Today wraps up our last day of Jeff Goins’ 7-Day Blogging Challenge. He deemed today a day of rest (very appropriate for a Sunday!) and shared his analogy of training for a marathon: while the entire race is long, the occasional sprints build endurance and make you stronger.
Yes, this pretty much summarizes my week.
Like many writers, this is not my full-time job. I’m an instructional technologist working in a public school system, providing professional development for teachers who want to integrate technology in their lessons. Much of my day is spent either in the classroom teaching students or preparing resources and training materials to support the needs of teachers and district administrators.

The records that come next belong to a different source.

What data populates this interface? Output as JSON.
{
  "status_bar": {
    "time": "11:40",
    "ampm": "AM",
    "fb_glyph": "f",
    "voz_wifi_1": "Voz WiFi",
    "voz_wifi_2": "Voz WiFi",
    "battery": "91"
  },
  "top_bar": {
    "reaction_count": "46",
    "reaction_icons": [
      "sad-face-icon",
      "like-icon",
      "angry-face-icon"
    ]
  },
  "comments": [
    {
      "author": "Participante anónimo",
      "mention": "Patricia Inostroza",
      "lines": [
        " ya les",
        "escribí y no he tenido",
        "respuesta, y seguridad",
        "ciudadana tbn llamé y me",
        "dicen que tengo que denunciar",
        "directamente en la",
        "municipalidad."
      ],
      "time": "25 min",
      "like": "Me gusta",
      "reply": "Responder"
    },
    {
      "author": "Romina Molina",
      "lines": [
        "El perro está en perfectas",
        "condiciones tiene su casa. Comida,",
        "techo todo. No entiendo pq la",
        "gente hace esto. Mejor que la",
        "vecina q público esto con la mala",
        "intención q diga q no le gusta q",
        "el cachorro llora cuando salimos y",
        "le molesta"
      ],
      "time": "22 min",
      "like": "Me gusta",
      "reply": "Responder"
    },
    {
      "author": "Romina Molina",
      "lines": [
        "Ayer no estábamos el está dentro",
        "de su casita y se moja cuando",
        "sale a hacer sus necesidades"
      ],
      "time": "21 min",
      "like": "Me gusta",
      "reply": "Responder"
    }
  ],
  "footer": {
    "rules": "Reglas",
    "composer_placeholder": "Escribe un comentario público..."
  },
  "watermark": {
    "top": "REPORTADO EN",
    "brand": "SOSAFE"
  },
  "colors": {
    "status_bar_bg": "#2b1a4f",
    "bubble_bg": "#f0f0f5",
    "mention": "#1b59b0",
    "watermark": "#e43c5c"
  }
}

I do my fair share of technology troubleshooting as well.
When the final bell of the school day rings, my job is still not complete. I offer training sessions after school and attend various meetings. Sometimes I tutor students or participate in webinars to enhance my own professional growth. Several nights a week I bring work home, waiting for my three children to go to bed so I can continue the unfinished work of the day.
Finding time to write is an ongoing quandary in my world.
Now let’s throw in a 7-Day Blogging Challenge to the mix. It’s one thing to carve out time to write. It’s quite another to write and learn.
The Fitbit on my arm reminds me that I haven’t met my step goal for four days in a row. My sleep goal has diminished by two hours as my writing now takes me from PM to AM most nights. I’m a night owl by nature, but at some point sleep does become a necessity. My laundry is still piled up on the floor and my vacuum remains in the closet, untouched. I’m sure those close to me are questioning, “Why does she DO this to herself?”
I did it because I needed to grow.
See, that’s the beauty of a 7-Day Blogging Challenge. It’s a choice. I wanted to learn new things. I wanted to become better at my craft of writing. I wanted to know what I didn’t know and figure out how to move from static to dynamic. I prayed for a push and received an invitation instead.
This is what I learned in the process:
1. It’s OK to not know what you are doing.
When I began this blogging challenge, I had no idea what the journey would entail. I didn’t receive a syllabus, nor an agenda for weekly assignments. Each day began with a new post from Jeff with a task to complete, most often on a platform I never knew existed. I was constantly faced with my lack of knowledge in marketing, advertising and social media management and often felt incompetent, even in the area of technology which I use every day! Learning something new, no matter the content, humbles you quickly.
2. Pressure + Persistence = Success
HTML codes. Widgets. Plug-ins. Pixels. No matter how many times I tried to follow the directions shown on my screen, I was met with a product that didn’t match my vision. Again. And again. And again. And then it worked. The pop-up appeared, I could close it out, and all was well with the world. (In my mind, the heavens parted and I could hear a choir of angels singing the Hallelujah chorus in perfect harmony.) No one watched me struggle. No one witnessed my frustration. I could have easily given up and no one would be the wiser, especially with the pressure of a daily deadline. But I persisted and, in the end, was met with success.
3. Everyone has a purpose for their writing.
With almost 3,000 people participating in this challenge, it’s easy to get lost in the shuffle. As each person posted links to their blog posts, manifestos, giveaways, and more, I found myself caught in the comparison game, my inadequacies as a professional writer glaring back at me with each paragraph I read. Then something amazing happened. About mid-week I stopped comparing my writing with others and started seeking out the writer’s purpose. Why was the writer sharing this story? What lessons were to be learned? How does this writing appeal to me as a reader? What could this writing teach me? It helped redefine my purpose for writing and move past the fear to write and share more.
4. Random acts of kindness are everywhere.
You wouldn’t expect a virtual blogging group to bring out the good in others, but that’s exactly what happened. Jeff’s Day 2 Challenge encouraged us to share something as a lead magnet; Day 5 was to give away something for free. Day 6 was to ask for kindness from someone else in sharing our writing with others. Bloggers I had never met were taking time to read my writing, offer suggestions, share ideas, even troubleshoot my questions. Their kindness encouraged me to keep writing and inspired me to think creatively about blessing others in this realm of writing. The greatest random acts of kindness shared this week were from Jeff Goins himself. He willingly organized this challenge, shared insights from lessons learned, and encouraged us along the way. From live video broadcasts with back-channeled questions (nice hair and nice grill!) to scheduled check-ins to gauge our comfort level, he made this journey of learning not only productive, but enjoyable.
I am thankful for the opportunity I’ve had this week to sprint as fast as I could to the finish. Now is the time to catch my breath, retie my laces, and start again.
Writing really is like a marathon and I’m in it for the long haul. Runner, spectator, or cheerleader, we each have a purpose for the journey. Won’t you join me in the race?